As you can see, by incorporating these moves at the end of his main workout, Chris improves his conditioning by working his cardiovascular system without the redundant cardio machines. He uses his own body and a dumbbell to elevate his metabolism, hitting many muscles in a short amount of time. This is a great metabolic finisher for his fitness level.
To make the above finisher more difficult and challenging, you can do this:
1) DB Swings (20)
2) Spiderman Push-ups (10 ea side)
3) Burpees (15)
By using a combination of metabolic resistance training and metabolic finishers, you do more in less time, creating an environment within your body that requires a substantial amount of calories to recover. Yay for science. Yay for fat burning. Yay for new clothes.
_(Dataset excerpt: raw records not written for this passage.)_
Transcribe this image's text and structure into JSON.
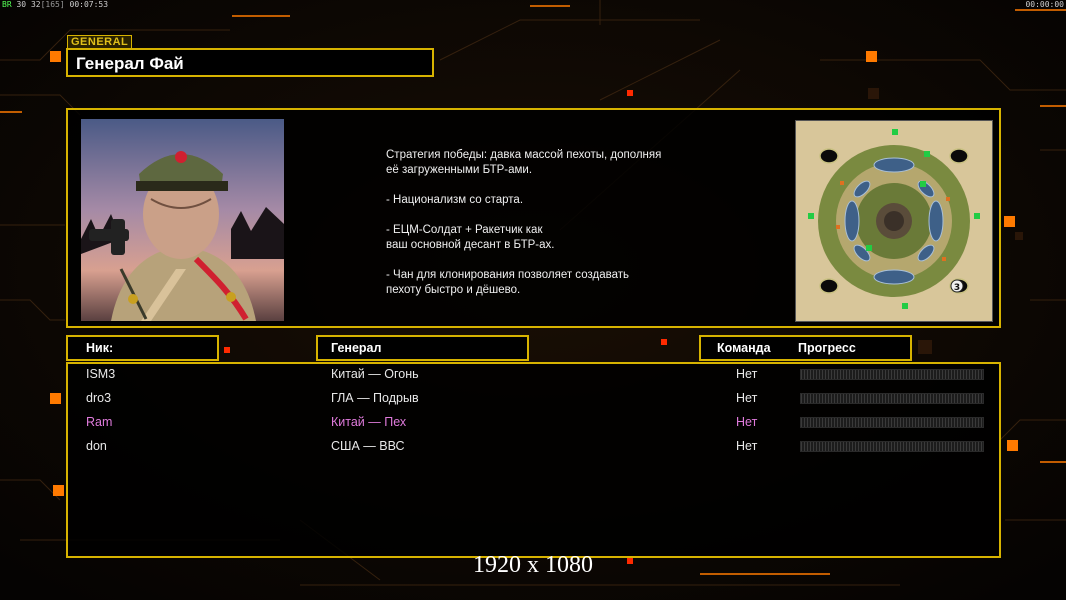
{
  "hud": {
    "left_label": "BR",
    "fps": "30",
    "fps2": "32",
    "latency": "[165]",
    "time": "00:07:53",
    "right_time": "00:00:00"
  },
  "general": {
    "tag": "GENERAL",
    "name": "Генерал Фай"
  },
  "strategy": {
    "text": "Стратегия победы: давка массой пехоты, дополняя\n её загруженными БТР-ами.\n\n- Национализм со старта.\n\n- ЕЦМ-Солдат + Ракетчик как\nваш основной десант в БТР-ах.\n\n- Чан для клонирования позволяет создавать\n пехоту быстро и дёшево."
  },
  "minimap": {
    "slot_number": "3"
  },
  "columns": {
    "nick": "Ник:",
    "general": "Генерал",
    "team": "Команда",
    "progress": "Прогресс"
  },
  "players": [
    {
      "nick": "ISM3",
      "general": "Китай — Огонь",
      "team": "Нет",
      "progress": 0,
      "color": "#e8e8e8"
    },
    {
      "nick": "dro3",
      "general": "ГЛА — Подрыв",
      "team": "Нет",
      "progress": 0,
      "color": "#e8e8e8"
    },
    {
      "nick": "Ram",
      "general": "Китай — Пех",
      "team": "Нет",
      "progress": 0,
      "color": "#e07bdc"
    },
    {
      "nick": "don",
      "general": "США — ВВС",
      "team": "Нет",
      "progress": 0,
      "color": "#e8e8e8"
    }
  ],
  "resolution": "1920 x 1080",
  "colors": {
    "frame": "#d7b300",
    "accent_orange": "#ff7a00",
    "accent_red": "#ff2a00"
  }
}
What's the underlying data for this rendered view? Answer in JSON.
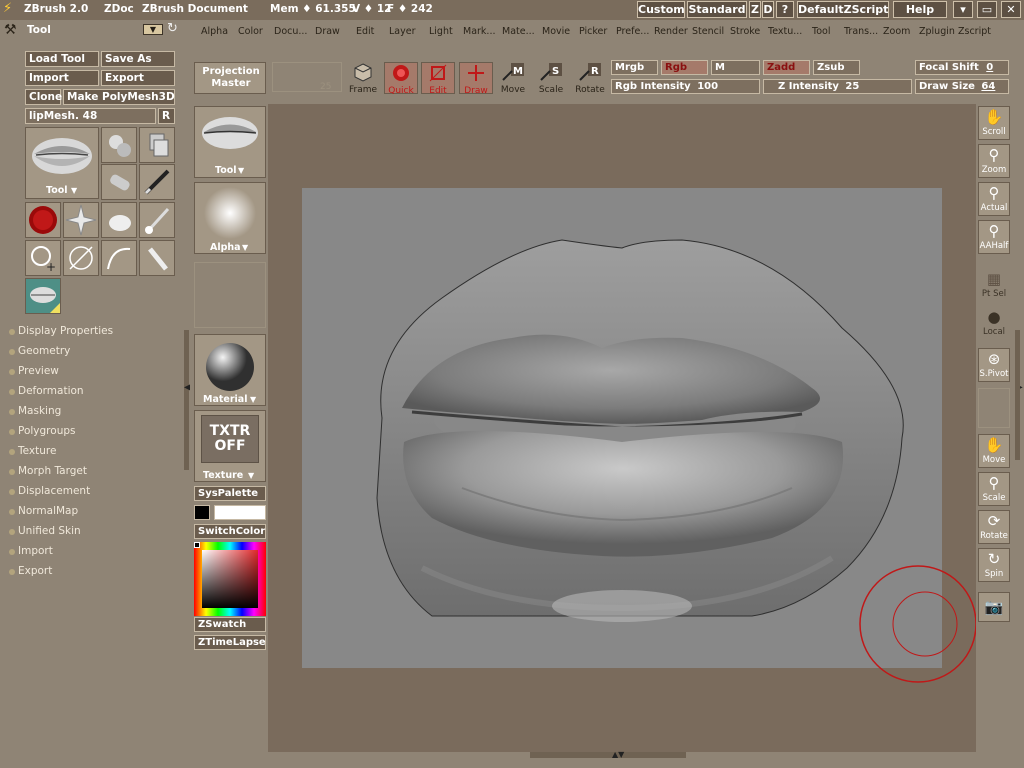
{
  "titlebar": {
    "app": "ZBrush 2.0",
    "doc": "ZDoc",
    "doc_name": "ZBrush Document",
    "mem": "Mem ♦ 61.355",
    "verts": "V ♦ 12",
    "faces": "F ♦ 242",
    "buttons": [
      "Custom",
      "Standard",
      "Z",
      "D",
      "?",
      "DefaultZScript",
      "Help"
    ]
  },
  "menubar": {
    "items": [
      "Alpha",
      "Color",
      "Docu...",
      "Draw",
      "Edit",
      "Layer",
      "Light",
      "Mark...",
      "Mate...",
      "Movie",
      "Picker",
      "Prefe...",
      "Render",
      "Stencil",
      "Stroke",
      "Textu...",
      "Tool",
      "Trans...",
      "Zoom",
      "Zplugin",
      "Zscript"
    ]
  },
  "tool_panel": {
    "title": "Tool",
    "load_tool": "Load Tool",
    "save_as": "Save As",
    "import": "Import",
    "export": "Export",
    "clone": "Clone",
    "make_polymesh": "Make PolyMesh3D",
    "current_mesh": "lipMesh. 48",
    "r_button": "R",
    "tool_label": "Tool"
  },
  "sections": [
    "Display Properties",
    "Geometry",
    "Preview",
    "Deformation",
    "Masking",
    "Polygroups",
    "Texture",
    "Morph Target",
    "Displacement",
    "NormalMap",
    "Unified Skin",
    "Import",
    "Export"
  ],
  "middle": {
    "projection_master": "Projection Master",
    "tool": "Tool",
    "alpha": "Alpha",
    "material": "Material",
    "texture": "Texture",
    "txtr_line1": "TXTR",
    "txtr_line2": "OFF",
    "syspalette": "SysPalette",
    "switchcolor": "SwitchColor",
    "zswatch": "ZSwatch",
    "ztimelapse": "ZTimeLapse"
  },
  "top_toolbar": {
    "frame": "Frame",
    "quick": "Quick",
    "edit": "Edit",
    "draw": "Draw",
    "move": "Move",
    "scale": "Scale",
    "rotate": "Rotate",
    "mrgb": "Mrgb",
    "rgb": "Rgb",
    "m": "M",
    "zadd": "Zadd",
    "zsub": "Zsub",
    "focal_shift_label": "Focal Shift",
    "focal_shift_value": "0",
    "rgb_intensity_label": "Rgb Intensity",
    "rgb_intensity_value": "100",
    "z_intensity_label": "Z Intensity",
    "z_intensity_value": "25",
    "draw_size_label": "Draw Size",
    "draw_size_value": "64",
    "dim_value": "25"
  },
  "right_column": {
    "scroll": "Scroll",
    "zoom": "Zoom",
    "actual": "Actual",
    "aahalf": "AAHalf",
    "ptsel": "Pt Sel",
    "local": "Local",
    "spivot": "S.Pivot",
    "move": "Move",
    "scale": "Scale",
    "rotate": "Rotate",
    "spin": "Spin"
  },
  "colors": {
    "accent_red": "#c01818",
    "panel": "#8f8475",
    "button": "#6a5c4d"
  }
}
Yay for the last sentence in this paragraph.
Chris has been using metabolic resistance training and finishers for a while now. He has been typically using superset or circuit fashion workouts lifting heavy early on in his programs (usually in the 8 rep range). But get this – when he knew he would be busy at work, he would still put in a fast metabolic resistance bodyweight circuit after work, even if he couldn’t complete his main workout. He would knock out the circuit in 15-20 minutes.
He had this “back-up” program set up of body squats, inverted rows, pushups and cross-body mountain climbers, followed by a 2-minute metabolic finisher for those busy days (he works in retail).
By staying consistent, that has allowed him to drop so much weight in a short amount of time. So yes, you can use your own bodyweight as a tool for metabolic resistance training.
Using metabolic resistance training and metabolic finishers are the latest tools for creating your own body transformation. A well-designed MRT and MF program can strip off fat in just 40 minutes a day, 3 days a week. You can do that.
Certified Turbulence Trainer